Sadly this market doesn’t like my favourite style (creepy) so I’ve learnt how to write for their readers and it’s been fun. I still can’t stop myself clicking when someone shares details of a writing competition, but if the fee is (to me) unreasonably high I leave it alone.

What do other people think about paying to enter a competition? I’d love to see your views in the comments below.

Made To Be Broken by Rebecca Bradley. Read June 2016.

Book 2 in the DI Hannah Robbins series, a gripping follow-up to Shallow Waters.

“A young mother is found dead in her home with no obvious cause of death. As DI Hannah Robbins and her team investigate, it soon becomes clear that the woman is the first in a long line of murders by poison. 
With the body count climbing, and the city of Nottingham in social meltdown, the team finds themselves in a deadly race against a serial killer determined to prove a point.”

Many of the compelling characters from the first book in the series return and we learn more about their lives against the backdrop of a tough investigation. I enjoyed the way the author moves the plot along at a fast pace while still developing believable characters. I found the main character, Hannah, less likeable this time but also more realistic. I think she has huge potential for future books.

The plot was cleverly constructed and I thought the use of flashback chapters was done well. The reader is in the know while the investigators are in the dark – a format that can sometimes disappoint but worked well here.

The author’s writing style contributes to a satisfying read. Her experience of police work is obvious and gives a feel of authenticity to all aspects of the investigation. It makes a nice change not to be shouting “That wouldn’t happen!” while reading a police procedural.
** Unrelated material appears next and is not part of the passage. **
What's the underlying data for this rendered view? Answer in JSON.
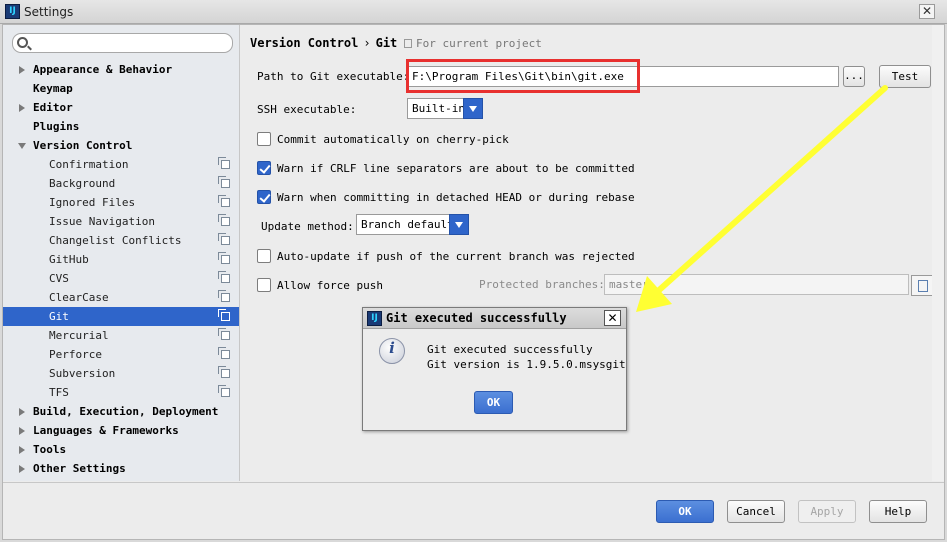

I enjoyed the read and would recommend this book to all crime fiction fans. However if you haven’t read Shallow Waters first you’ll be missing out on a lot of back story.

Thank you to the author for the advance copy e-book to review.